  • a licensed attorney, in the course of representing the client, negotiates terms of a residential mortgage loan with a prospective lender on his client’s behalf, as the attorney owes significant duties of loyalty, competence, and diligence to his client. However, if the attorney is compensated by a lender, mortgage broker or other mortgage loan originator, the definition of “mortgage loan originator” and all associated licensing and registration requirements would apply.

License Renewal

A state-licensed mortgage loan originator must renew his license annually by:

  1. continuing to meet the minimum standards for license issuance.
  2. satisfying the continuing education requirement of at least eight hours of courses that have been reviewed and approved by the NMLS. These hours must include:
    1. three hours of federal law and regulations.
    2. two hours of ethics, including instruction on fraud, consumer protection, and fair lending issues.
    3. two hours of training related to lending standards for the nontraditional mortgage product marketplace.
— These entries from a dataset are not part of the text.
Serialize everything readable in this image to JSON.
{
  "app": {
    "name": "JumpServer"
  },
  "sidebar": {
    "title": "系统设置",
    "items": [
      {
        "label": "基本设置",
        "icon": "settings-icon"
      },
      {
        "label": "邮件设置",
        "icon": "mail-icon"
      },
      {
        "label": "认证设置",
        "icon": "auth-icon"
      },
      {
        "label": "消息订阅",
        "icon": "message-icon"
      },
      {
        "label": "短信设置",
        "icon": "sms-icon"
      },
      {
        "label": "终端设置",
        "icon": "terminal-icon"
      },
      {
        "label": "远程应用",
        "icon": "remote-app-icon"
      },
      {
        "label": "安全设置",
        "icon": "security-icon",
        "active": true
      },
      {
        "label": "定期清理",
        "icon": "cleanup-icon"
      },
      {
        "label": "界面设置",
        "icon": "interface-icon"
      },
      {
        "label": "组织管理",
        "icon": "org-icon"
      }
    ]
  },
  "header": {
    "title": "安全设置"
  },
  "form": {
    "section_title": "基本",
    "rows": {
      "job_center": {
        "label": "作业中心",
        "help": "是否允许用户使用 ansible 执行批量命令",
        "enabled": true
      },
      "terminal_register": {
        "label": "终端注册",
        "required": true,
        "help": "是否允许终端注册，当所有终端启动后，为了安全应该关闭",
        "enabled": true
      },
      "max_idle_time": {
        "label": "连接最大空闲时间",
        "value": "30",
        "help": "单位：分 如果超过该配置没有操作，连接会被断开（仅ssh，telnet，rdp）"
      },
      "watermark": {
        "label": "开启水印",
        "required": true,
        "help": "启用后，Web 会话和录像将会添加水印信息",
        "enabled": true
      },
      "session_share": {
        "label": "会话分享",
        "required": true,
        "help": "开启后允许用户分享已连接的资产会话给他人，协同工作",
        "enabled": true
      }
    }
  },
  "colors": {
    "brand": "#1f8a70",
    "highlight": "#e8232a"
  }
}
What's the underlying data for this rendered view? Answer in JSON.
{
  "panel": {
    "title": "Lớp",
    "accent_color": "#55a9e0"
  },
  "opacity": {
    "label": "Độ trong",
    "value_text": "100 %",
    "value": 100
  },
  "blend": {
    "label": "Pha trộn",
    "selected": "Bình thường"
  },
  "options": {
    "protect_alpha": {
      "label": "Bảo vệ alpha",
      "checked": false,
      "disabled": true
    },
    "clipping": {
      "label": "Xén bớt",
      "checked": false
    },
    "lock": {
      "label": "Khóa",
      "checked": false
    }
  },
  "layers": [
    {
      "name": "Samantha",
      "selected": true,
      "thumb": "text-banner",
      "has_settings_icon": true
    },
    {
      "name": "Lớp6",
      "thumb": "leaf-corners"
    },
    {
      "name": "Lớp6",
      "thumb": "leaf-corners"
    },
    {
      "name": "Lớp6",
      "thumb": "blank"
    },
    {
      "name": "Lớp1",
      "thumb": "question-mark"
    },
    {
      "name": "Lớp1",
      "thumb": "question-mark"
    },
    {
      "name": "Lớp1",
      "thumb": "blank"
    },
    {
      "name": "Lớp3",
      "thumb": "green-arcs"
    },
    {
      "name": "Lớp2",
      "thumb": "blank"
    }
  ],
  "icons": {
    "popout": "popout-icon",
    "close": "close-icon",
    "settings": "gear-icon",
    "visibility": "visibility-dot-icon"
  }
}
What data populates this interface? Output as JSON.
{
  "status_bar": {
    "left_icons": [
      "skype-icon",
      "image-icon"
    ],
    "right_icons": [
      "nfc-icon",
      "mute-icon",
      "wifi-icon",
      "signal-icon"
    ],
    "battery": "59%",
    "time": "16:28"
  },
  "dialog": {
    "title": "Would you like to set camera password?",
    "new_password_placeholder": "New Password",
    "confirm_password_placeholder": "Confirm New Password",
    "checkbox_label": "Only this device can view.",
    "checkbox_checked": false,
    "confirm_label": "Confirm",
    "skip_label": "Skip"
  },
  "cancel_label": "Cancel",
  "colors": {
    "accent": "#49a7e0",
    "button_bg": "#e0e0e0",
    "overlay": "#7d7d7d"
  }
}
States may require more than eight hours and may include requirements for hours of education related to state laws.
Note
This is one fewer hour than the number of hours in ethics required for prelicensing education.